Based on more complete reporting from employers, previous gains estimated for August were revised lower by 3,000 jobs to show an over-the-month (July-August) total nonfarm employment gain of 2,300 jobs. Preliminary estimates had indicated an over-the-month gain of 5,300 jobs.
In September, private sector job gains were reported in six of ten industry sectors, while losses were registered in three and one was unchanged. Larger over-the-month gains were posted in the other services (+3,200), information (+2,900), and education and health services (+1,200) industry sectors. Smaller gains occurred in manufacturing (+900), finance (+500) and trade, transportation and utilities (+100).
The industry sector with the largest loss was construction, which contracted by 4,200 jobs. Other industries that recorded losses included professional and business services (-2,400) and leisure and hospitality (-1,100).
In September, public sector employment was lower by 2,300 primarily due to contraction at the local (-4,900) government levels.
Over the month, the unadjusted workweek for production workers increased 0.1 hour to 41.0 hours, average hourly earnings were lower by $0.21 to $19.35 and weekly earnings fell by $6.65 to $793.35. Compared to September of last year, the unadjusted workweek increased by 0.1 hour, average hourly earnings increased by $0.38, and weekly earnings were higher by $17.48.
Press Release Tables
Technical Notes: Estimates of industry employment and unemployment levels are arrived at through the use of two different monthly surveys.

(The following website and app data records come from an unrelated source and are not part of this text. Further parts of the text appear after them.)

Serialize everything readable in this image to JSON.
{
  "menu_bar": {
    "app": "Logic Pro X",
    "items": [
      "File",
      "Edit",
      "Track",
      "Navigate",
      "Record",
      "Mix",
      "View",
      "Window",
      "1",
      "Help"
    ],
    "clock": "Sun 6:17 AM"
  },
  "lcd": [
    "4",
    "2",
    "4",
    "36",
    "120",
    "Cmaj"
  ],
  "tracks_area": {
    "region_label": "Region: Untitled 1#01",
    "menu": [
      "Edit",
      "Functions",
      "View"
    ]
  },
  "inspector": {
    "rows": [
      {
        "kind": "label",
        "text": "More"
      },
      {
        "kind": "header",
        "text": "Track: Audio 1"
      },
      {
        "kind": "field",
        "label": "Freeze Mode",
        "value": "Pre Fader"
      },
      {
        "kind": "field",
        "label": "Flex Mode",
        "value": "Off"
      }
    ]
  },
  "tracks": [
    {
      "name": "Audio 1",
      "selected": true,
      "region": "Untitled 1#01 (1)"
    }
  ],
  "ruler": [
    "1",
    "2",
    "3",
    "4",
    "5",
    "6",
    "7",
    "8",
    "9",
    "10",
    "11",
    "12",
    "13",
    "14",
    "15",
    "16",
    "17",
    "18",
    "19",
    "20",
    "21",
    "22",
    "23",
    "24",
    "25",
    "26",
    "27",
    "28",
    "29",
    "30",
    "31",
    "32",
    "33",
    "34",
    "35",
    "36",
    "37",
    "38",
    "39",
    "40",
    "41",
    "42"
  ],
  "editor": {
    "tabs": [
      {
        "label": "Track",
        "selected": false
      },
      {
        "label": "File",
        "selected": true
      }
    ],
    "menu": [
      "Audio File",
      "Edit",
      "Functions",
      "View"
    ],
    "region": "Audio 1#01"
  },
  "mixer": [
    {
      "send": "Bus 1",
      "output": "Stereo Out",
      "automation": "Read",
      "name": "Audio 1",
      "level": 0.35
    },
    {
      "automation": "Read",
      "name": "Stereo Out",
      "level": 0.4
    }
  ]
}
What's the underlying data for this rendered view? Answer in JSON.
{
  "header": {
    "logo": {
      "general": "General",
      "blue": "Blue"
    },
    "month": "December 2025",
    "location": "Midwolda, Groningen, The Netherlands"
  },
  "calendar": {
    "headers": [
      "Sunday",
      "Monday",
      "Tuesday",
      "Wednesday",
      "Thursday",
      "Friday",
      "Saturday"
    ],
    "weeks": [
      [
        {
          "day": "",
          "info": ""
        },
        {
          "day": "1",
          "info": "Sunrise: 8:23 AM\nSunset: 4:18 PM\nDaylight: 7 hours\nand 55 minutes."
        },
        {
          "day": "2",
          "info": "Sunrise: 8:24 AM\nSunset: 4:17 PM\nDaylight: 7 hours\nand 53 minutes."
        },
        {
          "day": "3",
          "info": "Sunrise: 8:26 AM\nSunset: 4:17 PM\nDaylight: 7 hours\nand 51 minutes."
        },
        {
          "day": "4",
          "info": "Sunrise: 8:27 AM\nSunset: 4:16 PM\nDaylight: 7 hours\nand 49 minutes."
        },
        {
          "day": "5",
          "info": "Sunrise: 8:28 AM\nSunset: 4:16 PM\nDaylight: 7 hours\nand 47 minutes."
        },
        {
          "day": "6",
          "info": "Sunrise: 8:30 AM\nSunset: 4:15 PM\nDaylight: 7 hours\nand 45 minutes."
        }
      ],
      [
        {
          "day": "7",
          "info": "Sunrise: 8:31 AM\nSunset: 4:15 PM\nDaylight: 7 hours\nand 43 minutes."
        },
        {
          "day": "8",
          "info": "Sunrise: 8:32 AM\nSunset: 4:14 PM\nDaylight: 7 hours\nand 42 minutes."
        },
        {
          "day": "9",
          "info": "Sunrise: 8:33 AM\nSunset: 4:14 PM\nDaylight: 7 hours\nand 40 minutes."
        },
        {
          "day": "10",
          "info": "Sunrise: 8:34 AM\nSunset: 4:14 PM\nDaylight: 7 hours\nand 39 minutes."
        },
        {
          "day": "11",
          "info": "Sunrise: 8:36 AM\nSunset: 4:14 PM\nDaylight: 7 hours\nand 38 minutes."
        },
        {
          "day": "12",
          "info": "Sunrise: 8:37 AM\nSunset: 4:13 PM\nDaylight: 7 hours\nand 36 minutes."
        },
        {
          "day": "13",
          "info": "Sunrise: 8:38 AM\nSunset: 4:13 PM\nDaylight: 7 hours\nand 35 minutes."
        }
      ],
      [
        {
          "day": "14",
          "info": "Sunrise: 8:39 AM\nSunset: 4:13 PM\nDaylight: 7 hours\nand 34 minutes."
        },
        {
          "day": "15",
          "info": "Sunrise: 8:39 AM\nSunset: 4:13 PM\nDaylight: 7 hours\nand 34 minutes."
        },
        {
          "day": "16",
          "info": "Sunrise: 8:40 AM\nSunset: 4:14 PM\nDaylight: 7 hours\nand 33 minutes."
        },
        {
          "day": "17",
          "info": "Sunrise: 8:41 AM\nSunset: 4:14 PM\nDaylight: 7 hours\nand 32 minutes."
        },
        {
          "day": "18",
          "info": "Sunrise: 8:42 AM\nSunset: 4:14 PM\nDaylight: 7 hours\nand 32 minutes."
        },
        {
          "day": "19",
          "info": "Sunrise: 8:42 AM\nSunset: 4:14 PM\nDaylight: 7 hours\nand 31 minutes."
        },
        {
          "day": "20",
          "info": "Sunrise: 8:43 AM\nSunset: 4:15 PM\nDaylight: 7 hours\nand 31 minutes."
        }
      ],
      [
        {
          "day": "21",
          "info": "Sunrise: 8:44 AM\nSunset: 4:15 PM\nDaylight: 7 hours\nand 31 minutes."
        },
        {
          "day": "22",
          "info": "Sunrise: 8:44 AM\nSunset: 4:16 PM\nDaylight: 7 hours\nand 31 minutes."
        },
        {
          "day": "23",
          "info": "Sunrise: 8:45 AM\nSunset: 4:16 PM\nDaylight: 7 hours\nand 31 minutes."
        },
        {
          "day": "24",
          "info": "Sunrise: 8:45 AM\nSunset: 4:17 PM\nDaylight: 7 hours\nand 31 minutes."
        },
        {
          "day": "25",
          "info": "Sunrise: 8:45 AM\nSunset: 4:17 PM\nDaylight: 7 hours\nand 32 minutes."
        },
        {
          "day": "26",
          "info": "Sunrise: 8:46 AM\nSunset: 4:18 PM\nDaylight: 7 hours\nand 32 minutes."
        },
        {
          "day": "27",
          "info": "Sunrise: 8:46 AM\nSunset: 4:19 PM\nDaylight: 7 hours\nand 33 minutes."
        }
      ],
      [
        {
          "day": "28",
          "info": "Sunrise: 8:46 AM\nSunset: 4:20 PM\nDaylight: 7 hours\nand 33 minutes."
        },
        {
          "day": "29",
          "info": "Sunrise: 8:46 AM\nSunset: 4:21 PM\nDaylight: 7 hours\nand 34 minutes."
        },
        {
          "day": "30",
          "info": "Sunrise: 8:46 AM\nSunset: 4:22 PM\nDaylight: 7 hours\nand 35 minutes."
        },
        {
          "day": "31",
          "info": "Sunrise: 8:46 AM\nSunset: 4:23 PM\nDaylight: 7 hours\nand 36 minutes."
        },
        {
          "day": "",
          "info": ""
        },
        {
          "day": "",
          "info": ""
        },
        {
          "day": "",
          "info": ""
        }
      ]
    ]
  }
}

Industry employment data are derived through the Current Employment Statistics (CES) survey, a monthly survey of business establishments conducted by the US Bureau of Labor Statistics (BLS) of the US Department of Labor, which provides estimates of employment, hours, and earnings data broken down by industry for the nation as a whole, all states, and most major metropolitan areas (often referred to as the "establishment" survey).
Resident employment and unemployment data are mainly derived from the New Jersey portion of the national Current Population Survey (CPS), a household survey conducted each month by the US Census Bureau under contract with BLS, which provides input to the Local Area Unemployment Statistics (LAUS) program (often referred to as the "household" survey).
Both industry and household estimates are revised each month based on additional information from updated survey reports compiled by BLS. In addition, these estimates are benchmarked (revised) annually based on actual counts from New Jersey’s Unemployment Compensation Law administrative records and other data.